» **EXERCISE DIRECTIONS**: Going through the entries below, count each line that holds "config" and give only the total.

------------------------------------------------------------------------

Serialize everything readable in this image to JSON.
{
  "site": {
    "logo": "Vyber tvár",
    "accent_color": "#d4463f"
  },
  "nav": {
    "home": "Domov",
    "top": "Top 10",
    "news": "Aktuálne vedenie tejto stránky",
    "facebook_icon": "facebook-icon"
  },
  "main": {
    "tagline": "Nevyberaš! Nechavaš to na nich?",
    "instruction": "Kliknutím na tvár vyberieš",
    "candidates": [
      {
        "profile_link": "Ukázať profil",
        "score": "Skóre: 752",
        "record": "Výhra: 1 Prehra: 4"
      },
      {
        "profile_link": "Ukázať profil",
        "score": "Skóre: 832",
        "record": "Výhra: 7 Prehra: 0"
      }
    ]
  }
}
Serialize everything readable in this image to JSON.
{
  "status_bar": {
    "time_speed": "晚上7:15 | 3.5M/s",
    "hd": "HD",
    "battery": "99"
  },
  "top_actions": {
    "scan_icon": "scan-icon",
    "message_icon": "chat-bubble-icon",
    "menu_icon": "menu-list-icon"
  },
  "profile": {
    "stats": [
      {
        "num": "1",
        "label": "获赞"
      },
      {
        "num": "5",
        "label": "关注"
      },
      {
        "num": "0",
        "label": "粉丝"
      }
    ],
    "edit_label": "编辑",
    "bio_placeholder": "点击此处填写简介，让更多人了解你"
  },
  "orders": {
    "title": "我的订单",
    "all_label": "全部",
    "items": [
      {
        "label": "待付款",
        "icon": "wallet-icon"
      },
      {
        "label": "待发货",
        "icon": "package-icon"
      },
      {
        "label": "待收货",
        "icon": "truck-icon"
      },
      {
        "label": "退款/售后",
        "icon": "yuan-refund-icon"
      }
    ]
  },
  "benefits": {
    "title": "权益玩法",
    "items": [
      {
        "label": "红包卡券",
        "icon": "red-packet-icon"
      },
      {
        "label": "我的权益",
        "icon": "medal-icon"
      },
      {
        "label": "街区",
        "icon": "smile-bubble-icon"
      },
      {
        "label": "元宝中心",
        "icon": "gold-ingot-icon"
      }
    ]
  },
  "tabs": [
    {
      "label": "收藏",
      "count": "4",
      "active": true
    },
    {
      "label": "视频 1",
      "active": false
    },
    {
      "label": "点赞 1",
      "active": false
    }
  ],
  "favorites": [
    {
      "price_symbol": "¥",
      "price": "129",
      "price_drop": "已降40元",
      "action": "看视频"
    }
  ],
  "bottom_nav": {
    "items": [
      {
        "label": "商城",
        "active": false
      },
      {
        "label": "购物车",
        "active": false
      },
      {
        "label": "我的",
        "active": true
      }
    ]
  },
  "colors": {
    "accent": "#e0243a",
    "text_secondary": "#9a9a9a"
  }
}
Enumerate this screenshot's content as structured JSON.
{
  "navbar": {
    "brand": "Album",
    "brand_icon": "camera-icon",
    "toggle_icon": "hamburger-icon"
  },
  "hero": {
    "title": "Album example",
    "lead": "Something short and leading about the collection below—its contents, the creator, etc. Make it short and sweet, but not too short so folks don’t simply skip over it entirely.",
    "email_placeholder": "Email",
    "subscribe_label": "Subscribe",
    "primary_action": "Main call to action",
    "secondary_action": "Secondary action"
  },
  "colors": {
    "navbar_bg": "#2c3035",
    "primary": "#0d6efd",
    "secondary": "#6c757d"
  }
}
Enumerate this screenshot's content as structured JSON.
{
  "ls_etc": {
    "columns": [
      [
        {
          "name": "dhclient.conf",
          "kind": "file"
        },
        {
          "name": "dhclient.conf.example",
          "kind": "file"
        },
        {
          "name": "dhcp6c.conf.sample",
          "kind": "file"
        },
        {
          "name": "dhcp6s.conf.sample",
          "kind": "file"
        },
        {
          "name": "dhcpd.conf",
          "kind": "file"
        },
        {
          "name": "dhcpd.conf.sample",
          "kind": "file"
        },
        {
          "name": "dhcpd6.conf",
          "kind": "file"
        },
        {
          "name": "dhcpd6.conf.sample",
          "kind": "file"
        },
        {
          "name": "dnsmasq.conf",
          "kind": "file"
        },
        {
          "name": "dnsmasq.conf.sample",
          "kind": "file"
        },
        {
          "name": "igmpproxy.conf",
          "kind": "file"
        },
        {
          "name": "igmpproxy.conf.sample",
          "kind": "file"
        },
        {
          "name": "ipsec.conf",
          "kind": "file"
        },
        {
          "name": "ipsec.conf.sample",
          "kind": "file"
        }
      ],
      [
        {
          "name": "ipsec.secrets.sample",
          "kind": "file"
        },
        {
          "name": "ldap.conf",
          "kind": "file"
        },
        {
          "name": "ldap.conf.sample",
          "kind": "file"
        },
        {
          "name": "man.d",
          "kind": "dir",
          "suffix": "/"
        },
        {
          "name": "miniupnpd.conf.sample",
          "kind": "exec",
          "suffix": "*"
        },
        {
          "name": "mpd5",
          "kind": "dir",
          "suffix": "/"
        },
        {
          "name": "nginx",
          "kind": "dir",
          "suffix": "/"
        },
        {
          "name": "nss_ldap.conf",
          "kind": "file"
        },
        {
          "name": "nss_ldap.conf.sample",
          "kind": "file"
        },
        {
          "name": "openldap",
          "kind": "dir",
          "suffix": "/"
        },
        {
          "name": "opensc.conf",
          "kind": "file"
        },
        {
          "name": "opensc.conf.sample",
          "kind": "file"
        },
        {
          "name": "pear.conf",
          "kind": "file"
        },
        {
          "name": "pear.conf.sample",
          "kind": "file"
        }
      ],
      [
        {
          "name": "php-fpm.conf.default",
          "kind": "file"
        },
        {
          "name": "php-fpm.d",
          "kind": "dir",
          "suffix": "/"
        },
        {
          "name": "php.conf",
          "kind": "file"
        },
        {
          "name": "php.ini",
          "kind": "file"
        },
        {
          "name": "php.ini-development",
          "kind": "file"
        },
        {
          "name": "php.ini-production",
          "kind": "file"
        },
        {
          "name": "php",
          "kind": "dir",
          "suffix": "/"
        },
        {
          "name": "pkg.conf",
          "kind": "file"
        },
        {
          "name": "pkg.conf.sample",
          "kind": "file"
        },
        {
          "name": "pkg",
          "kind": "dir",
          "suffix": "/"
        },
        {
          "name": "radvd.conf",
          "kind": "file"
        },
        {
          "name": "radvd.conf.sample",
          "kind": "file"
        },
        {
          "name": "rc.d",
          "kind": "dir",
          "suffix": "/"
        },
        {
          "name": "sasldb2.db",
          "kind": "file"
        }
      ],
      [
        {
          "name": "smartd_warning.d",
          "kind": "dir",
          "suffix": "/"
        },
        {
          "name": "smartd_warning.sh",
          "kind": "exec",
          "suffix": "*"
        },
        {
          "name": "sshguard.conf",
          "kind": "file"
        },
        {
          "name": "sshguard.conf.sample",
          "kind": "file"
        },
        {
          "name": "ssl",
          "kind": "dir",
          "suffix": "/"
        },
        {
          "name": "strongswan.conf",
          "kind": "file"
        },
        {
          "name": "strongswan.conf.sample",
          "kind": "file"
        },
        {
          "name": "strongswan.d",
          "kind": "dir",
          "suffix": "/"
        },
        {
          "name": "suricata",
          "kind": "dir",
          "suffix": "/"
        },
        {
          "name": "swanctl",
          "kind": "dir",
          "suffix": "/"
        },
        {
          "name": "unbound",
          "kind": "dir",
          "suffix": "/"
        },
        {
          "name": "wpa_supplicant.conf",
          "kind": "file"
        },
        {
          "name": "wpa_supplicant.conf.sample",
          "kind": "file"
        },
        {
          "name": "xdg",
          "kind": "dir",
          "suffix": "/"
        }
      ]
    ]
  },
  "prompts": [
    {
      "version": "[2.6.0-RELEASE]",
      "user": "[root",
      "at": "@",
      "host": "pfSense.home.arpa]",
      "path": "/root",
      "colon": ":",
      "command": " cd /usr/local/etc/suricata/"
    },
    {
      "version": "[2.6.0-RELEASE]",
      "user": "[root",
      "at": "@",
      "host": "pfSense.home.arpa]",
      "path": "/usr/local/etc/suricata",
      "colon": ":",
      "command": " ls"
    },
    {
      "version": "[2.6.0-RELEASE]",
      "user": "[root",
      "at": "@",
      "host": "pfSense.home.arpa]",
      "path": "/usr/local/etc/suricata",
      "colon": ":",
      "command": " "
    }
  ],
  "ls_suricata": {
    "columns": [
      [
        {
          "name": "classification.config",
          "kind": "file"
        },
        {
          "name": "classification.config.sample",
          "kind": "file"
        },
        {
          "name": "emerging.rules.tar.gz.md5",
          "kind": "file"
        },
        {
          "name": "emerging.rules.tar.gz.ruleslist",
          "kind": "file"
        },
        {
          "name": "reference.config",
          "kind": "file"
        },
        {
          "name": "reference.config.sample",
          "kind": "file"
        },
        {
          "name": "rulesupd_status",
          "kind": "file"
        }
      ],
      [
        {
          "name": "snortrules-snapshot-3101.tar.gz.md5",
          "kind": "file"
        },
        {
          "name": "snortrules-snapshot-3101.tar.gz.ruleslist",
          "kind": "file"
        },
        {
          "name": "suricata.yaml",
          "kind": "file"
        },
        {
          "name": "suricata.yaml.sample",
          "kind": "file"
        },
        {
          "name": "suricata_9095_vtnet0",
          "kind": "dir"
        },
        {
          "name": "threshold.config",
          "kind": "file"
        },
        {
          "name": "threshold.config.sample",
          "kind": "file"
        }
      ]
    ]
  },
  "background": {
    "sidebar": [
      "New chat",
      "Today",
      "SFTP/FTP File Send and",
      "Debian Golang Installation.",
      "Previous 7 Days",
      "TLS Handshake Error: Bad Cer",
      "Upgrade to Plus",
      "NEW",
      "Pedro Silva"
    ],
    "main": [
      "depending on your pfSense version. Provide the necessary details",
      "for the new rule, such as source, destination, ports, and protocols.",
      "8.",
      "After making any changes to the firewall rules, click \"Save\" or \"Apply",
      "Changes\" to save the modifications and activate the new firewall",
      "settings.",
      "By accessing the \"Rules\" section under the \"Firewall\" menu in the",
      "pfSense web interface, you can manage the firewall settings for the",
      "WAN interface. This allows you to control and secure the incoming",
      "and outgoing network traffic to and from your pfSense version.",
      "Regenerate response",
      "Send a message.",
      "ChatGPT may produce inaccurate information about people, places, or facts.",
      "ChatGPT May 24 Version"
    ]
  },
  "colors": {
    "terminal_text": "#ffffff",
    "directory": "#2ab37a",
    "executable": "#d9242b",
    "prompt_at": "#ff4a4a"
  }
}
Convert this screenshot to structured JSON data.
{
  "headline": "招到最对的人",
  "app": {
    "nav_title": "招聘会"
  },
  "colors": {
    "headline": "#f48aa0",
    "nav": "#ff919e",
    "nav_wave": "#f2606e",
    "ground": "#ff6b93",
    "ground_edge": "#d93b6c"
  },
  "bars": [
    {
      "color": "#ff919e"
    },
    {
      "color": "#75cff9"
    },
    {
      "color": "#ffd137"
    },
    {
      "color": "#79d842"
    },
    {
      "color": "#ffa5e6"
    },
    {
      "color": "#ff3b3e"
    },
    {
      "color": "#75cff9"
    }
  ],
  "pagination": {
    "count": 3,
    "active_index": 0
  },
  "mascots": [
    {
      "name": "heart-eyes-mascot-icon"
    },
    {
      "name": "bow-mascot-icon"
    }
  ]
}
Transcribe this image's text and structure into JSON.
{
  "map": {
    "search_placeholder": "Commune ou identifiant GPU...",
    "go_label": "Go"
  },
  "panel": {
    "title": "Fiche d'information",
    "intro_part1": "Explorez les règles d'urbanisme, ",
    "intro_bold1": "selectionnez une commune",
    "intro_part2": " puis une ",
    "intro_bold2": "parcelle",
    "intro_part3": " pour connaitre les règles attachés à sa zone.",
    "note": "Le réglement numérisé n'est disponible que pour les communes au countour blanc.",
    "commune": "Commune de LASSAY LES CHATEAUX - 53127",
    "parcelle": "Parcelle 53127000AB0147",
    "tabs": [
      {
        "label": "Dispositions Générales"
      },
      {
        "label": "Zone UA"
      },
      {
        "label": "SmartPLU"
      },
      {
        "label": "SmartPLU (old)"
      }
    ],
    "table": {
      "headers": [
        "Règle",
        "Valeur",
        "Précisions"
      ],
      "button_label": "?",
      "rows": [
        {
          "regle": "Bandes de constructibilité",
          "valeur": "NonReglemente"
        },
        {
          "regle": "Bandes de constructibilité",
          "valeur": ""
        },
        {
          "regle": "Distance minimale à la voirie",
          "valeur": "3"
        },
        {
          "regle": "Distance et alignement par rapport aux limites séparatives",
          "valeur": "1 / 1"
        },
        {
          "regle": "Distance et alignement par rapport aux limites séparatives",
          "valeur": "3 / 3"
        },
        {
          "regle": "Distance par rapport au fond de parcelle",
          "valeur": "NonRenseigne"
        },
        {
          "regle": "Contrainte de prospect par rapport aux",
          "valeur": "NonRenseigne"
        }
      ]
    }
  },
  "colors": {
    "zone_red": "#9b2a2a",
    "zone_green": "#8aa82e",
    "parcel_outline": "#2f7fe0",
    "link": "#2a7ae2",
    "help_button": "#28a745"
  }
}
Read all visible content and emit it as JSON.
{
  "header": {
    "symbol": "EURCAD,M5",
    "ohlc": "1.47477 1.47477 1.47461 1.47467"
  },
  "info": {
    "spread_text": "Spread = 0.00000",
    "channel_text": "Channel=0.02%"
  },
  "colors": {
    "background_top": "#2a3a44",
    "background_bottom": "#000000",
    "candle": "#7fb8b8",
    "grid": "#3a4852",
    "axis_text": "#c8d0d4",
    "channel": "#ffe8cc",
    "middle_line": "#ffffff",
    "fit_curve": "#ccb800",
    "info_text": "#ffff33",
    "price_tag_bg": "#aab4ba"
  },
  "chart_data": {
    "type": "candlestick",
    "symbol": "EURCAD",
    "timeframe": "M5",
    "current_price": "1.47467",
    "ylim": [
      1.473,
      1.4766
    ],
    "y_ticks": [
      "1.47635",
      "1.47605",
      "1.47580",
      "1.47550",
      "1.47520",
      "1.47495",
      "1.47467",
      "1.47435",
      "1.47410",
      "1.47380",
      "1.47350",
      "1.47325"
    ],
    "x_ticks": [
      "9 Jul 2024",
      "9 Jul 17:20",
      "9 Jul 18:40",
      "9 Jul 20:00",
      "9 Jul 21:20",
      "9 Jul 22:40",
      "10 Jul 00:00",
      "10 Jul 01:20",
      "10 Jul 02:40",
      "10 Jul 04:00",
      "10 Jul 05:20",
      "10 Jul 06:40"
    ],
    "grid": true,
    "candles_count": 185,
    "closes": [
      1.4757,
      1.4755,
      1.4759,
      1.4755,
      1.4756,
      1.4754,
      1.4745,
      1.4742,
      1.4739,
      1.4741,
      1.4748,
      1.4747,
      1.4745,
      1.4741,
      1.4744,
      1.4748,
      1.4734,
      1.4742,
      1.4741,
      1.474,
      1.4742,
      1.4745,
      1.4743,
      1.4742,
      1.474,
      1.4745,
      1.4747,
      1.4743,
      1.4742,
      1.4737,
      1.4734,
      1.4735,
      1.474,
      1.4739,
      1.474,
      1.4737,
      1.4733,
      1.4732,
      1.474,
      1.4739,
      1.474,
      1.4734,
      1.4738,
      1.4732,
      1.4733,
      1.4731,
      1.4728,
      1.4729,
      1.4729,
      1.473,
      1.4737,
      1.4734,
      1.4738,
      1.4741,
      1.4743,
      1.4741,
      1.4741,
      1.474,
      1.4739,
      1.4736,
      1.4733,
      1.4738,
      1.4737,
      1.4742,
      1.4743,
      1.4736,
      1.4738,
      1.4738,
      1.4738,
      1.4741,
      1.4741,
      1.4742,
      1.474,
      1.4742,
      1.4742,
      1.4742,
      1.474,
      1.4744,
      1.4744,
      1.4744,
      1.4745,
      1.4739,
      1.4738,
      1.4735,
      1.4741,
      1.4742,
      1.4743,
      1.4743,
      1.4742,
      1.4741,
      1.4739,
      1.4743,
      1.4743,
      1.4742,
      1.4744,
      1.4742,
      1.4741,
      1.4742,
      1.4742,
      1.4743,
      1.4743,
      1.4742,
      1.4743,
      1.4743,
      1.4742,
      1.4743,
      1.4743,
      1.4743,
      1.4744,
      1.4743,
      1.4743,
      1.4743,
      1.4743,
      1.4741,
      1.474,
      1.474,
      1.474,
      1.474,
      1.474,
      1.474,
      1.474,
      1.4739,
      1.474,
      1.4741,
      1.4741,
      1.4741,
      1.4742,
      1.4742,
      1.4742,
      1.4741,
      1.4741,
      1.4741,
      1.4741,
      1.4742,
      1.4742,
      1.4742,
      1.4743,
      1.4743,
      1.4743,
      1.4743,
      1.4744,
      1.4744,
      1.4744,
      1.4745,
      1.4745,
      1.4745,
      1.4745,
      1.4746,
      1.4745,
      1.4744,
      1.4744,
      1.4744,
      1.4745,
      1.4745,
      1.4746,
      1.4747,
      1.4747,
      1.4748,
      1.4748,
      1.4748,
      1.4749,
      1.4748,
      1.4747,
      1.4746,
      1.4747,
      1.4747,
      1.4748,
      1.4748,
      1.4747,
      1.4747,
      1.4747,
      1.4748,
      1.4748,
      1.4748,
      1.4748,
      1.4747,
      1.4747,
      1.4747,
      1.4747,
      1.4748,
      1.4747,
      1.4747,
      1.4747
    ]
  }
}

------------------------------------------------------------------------

» **RESULT BELOW**: 6